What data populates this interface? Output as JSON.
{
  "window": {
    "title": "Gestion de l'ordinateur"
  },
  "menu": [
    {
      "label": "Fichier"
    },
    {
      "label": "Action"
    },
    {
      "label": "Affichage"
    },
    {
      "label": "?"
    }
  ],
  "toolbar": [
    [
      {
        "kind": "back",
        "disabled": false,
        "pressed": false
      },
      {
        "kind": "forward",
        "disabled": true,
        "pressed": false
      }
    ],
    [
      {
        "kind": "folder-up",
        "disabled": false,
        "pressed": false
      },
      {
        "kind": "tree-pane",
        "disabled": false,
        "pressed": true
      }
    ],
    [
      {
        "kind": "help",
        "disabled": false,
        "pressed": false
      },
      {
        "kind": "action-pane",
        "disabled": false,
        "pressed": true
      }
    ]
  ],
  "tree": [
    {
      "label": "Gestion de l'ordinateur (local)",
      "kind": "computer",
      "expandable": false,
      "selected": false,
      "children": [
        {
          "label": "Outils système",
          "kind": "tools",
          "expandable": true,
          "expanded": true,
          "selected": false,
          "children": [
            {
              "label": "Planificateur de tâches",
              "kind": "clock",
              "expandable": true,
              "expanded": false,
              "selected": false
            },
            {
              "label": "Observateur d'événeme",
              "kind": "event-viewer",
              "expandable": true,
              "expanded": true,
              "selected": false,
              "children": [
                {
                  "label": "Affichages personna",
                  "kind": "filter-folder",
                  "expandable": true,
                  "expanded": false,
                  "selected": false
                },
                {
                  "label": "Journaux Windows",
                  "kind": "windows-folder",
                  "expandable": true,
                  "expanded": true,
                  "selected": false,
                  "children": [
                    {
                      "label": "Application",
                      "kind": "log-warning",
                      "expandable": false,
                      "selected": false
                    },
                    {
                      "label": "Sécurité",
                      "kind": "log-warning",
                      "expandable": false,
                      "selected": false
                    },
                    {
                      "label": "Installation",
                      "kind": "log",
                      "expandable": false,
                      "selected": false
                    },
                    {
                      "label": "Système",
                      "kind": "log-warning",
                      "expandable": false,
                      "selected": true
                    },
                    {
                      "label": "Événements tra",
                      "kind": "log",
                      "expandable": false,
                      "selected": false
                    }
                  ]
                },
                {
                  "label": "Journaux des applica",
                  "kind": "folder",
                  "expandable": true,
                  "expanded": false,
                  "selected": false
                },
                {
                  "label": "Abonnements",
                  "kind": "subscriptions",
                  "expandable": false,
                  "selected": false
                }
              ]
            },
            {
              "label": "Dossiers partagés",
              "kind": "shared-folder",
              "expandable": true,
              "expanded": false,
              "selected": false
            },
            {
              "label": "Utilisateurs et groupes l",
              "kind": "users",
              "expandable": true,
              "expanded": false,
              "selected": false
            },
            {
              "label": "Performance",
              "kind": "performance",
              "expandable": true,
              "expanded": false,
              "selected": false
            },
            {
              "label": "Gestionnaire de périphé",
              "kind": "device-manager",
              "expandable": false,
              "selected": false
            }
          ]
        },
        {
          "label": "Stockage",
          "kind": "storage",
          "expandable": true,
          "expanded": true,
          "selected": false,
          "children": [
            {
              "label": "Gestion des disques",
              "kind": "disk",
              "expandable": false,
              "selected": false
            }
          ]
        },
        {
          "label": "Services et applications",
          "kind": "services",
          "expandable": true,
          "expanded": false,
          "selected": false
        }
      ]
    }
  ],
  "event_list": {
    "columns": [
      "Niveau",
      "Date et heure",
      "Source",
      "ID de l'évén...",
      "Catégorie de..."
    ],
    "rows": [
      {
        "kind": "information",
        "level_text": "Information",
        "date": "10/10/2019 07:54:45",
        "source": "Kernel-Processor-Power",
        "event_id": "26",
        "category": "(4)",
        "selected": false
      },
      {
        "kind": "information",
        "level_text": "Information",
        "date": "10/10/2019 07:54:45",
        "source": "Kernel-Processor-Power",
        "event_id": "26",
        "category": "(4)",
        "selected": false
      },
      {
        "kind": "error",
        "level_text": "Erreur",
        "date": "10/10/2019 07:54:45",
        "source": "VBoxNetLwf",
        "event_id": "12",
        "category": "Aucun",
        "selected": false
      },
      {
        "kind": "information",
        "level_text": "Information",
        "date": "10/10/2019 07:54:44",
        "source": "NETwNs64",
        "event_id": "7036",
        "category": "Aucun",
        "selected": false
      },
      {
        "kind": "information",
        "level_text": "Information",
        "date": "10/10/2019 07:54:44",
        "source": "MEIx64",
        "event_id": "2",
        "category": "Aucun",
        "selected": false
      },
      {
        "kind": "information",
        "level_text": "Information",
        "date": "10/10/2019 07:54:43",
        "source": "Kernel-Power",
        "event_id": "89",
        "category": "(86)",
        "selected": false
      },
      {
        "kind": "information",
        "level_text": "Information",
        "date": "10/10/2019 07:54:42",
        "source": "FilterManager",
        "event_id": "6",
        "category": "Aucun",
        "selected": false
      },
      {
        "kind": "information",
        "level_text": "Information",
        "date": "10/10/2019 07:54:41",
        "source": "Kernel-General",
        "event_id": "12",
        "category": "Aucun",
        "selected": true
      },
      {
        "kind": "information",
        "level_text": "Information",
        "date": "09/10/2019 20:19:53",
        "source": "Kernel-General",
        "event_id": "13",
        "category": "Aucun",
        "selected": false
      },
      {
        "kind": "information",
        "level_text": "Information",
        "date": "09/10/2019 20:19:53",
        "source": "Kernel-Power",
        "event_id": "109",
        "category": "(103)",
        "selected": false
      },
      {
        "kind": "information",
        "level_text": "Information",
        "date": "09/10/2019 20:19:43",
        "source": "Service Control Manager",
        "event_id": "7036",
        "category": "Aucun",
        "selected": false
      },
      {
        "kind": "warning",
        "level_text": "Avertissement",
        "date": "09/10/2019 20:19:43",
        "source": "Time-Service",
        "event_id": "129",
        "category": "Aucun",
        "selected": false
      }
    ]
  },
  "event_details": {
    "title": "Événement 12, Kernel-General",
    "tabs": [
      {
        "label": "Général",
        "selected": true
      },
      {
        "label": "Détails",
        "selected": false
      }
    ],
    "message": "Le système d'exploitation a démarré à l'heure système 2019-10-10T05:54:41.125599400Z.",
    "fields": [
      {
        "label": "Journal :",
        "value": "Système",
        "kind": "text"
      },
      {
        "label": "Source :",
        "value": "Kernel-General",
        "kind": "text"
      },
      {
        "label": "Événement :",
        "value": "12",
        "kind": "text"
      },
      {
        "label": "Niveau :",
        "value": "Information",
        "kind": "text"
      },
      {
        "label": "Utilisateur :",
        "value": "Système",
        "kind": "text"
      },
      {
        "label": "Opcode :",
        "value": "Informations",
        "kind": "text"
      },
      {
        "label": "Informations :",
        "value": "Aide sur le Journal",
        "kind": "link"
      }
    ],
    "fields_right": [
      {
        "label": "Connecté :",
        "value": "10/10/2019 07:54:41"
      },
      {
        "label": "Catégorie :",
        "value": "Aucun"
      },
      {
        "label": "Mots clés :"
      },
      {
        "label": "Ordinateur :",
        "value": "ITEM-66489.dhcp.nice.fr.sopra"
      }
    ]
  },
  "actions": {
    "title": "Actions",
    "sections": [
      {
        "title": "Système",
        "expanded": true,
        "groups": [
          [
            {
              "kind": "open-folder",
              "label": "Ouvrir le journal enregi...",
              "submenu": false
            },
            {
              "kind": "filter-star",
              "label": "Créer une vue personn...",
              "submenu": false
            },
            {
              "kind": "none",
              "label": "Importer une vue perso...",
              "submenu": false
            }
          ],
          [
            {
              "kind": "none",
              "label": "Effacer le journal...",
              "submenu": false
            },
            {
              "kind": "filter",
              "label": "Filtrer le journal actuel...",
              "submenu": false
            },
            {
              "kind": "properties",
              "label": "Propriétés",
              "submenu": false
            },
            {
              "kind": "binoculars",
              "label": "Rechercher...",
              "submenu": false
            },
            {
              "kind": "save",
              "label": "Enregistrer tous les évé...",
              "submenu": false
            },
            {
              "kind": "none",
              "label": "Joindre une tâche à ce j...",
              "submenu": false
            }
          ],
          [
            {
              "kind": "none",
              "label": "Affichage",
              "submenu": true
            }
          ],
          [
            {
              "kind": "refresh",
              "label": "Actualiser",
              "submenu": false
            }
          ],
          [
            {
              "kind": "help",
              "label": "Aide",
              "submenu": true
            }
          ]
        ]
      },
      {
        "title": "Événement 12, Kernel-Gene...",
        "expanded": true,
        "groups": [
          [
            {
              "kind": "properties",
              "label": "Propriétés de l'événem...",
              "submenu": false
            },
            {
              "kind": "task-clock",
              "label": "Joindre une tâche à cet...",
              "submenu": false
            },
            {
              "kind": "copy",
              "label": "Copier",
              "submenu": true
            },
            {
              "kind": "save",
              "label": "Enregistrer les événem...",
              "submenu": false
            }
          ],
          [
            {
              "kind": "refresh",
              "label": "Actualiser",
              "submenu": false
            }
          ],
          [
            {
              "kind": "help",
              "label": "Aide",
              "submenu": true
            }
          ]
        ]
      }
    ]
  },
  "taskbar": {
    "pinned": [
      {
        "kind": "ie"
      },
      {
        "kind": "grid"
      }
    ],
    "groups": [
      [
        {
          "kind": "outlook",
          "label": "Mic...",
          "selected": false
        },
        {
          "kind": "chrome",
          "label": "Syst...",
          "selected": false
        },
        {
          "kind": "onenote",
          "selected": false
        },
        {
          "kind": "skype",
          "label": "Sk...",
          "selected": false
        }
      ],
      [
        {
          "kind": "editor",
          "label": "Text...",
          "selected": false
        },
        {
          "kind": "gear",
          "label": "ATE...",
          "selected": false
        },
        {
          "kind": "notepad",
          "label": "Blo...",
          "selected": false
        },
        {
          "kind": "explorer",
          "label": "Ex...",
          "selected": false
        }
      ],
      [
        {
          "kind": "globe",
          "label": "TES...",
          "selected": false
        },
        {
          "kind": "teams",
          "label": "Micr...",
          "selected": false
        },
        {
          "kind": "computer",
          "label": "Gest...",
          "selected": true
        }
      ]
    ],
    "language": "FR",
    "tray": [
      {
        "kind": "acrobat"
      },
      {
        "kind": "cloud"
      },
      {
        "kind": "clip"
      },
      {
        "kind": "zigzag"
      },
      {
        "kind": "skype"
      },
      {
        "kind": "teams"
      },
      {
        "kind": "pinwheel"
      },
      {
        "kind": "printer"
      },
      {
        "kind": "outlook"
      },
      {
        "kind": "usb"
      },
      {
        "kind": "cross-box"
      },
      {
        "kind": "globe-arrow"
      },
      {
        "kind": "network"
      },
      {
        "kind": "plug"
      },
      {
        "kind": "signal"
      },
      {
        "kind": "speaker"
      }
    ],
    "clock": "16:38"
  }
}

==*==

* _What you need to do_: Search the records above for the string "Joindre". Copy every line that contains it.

* _Answer box_:
              "label": "Joindre une tâche à ce j...",
              "label": "Joindre une tâche à cet...",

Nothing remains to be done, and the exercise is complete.